What is Patellofemoral Pain?

The patellofemoral joint is where your patella (kneecap) and femur (thigh bone) meet at the front of your knee. The underside of your kneecap sits in a groove within your thigh bone called the patellofemoral groove. Patellofemoral pain is a condition in which the cartilage in this groove under the kneecap is irritated / damaged.

What causes Patellofemoral Pain?

Many factors cause this pain to occur. Most commonly it is from overuse of the knee joint doing activities such as squats, jumping, going down stairs and kneeling. It can occur in people who may have weakness in the muscles that control hip rotation and knee extension. It can also be due to a structural issue with the persons kneecap alignment. Someone with increased flexibility in their joints and ligaments can also experience this pain commonly.

What are the symptoms of Patellofemoral Pain?

Dull ache pain which feels is on the underside of the kneecap or at the front of the knee below the kneecap is the most common complaint for patellofemoral pain. This pain occurs over time and due to an increase in doing aggravating activities such as squatting, going down stairs and often kneeling or sitting for long periods if severe. Cracking or crepitus is often heard in the knee joint with movement as well.

How does Physiotherapy treat Patellofemoral Pain?

Physiotherapy treatment is highly effective for patellofemoral pain as it is often a muscular weakness and overuse issue. The first thing is to decrease the pain being experienced through taping, massage, stretches and activity modification. After it has settled we then start knee rehab exercises which are targeted at strengthening the muscles that are weak and contributing to the pain you are feeling. Return to regular activities is then gradual once the knee has started to strengthen. If managed well it should only take 4-6 weeks to rehabilitate patellofemoral pain.
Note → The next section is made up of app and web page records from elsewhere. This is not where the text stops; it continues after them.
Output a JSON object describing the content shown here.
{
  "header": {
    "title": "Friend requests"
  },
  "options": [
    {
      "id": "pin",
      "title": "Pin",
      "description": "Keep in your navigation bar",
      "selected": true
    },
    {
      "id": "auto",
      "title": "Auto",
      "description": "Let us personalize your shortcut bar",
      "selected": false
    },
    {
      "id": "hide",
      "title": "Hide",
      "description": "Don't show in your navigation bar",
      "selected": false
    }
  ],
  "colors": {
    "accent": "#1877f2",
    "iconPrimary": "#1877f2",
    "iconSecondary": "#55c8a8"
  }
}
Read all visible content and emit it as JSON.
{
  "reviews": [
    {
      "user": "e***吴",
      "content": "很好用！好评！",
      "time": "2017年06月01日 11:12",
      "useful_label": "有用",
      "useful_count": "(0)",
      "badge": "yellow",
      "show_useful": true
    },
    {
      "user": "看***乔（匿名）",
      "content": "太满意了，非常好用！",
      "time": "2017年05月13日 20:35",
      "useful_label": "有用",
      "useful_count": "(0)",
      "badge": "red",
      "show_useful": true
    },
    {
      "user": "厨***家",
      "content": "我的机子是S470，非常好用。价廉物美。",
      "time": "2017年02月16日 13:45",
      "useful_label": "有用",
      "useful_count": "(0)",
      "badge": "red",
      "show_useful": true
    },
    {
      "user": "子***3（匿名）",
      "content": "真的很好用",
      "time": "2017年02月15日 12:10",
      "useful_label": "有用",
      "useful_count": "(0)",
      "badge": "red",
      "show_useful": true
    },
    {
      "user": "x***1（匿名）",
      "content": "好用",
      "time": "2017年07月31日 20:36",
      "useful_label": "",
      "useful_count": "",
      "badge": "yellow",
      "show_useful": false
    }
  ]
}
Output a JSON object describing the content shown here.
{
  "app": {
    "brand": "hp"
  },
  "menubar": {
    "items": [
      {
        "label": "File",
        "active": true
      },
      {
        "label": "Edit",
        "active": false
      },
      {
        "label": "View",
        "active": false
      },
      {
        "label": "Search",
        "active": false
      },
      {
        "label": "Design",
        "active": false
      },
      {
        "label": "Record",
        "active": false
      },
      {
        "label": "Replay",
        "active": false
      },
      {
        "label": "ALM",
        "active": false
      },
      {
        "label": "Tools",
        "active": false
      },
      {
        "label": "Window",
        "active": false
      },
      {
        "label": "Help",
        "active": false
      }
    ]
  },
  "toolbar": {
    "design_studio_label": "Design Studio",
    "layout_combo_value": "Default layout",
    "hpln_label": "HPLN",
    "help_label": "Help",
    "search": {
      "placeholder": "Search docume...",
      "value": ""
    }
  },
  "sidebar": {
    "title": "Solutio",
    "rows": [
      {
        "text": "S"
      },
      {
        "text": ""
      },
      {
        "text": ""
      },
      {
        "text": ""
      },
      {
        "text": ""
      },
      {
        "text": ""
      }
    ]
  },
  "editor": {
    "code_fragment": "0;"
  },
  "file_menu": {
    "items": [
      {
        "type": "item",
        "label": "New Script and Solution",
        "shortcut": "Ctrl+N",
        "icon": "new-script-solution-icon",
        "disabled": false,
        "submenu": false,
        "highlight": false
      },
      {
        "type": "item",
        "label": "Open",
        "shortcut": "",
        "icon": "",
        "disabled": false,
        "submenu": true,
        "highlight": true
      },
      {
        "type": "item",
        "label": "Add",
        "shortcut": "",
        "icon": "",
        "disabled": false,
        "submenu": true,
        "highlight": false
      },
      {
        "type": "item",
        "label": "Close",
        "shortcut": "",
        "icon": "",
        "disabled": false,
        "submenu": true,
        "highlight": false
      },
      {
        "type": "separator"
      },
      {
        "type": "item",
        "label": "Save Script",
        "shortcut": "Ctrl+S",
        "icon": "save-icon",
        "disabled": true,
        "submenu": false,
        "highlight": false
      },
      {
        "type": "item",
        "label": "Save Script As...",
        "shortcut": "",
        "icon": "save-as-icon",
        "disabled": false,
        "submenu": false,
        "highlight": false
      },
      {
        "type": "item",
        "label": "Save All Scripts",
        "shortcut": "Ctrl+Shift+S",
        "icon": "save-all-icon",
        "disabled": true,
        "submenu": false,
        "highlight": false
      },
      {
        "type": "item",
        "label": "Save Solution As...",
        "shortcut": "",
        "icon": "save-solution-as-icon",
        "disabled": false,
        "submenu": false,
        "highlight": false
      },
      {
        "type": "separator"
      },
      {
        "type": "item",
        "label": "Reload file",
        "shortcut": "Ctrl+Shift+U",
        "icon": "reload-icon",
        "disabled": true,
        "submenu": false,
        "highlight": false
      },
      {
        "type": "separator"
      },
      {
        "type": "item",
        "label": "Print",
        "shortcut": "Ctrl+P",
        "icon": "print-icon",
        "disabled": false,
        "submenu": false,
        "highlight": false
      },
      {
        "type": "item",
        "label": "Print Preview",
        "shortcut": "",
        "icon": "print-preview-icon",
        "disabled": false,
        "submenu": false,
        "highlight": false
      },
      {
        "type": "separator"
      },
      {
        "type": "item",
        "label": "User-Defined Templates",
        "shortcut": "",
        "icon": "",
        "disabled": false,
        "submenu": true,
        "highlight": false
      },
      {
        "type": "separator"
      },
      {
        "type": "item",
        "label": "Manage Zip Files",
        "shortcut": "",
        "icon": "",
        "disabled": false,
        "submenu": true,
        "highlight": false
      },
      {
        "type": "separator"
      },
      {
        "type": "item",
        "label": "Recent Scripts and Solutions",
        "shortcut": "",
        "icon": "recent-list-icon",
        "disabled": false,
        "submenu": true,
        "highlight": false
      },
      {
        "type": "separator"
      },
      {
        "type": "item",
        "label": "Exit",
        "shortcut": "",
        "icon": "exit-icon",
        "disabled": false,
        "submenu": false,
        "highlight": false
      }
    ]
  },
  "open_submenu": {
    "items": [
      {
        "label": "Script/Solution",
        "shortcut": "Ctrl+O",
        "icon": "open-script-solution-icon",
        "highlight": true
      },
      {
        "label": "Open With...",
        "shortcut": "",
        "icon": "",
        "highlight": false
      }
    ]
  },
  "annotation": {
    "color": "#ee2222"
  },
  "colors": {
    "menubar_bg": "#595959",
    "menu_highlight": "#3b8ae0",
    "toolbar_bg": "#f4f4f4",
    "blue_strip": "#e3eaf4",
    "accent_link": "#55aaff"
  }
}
What will we ask you to do to manage your Patellofemoral Pain?

Your Physiotherapist will ask you to avoid stairs, excessive squatting and kneeling for a short period of time to protect the area. They will then ask you to perform specific exercises regularly to get the desired strengthening effect of your hip and knee muscles. Listen to their guidance about what exercise to do and not do to prevent re-aggravation and set backs and this can turn into a chronic issue if the cartilage under the kneecap is damaged too much.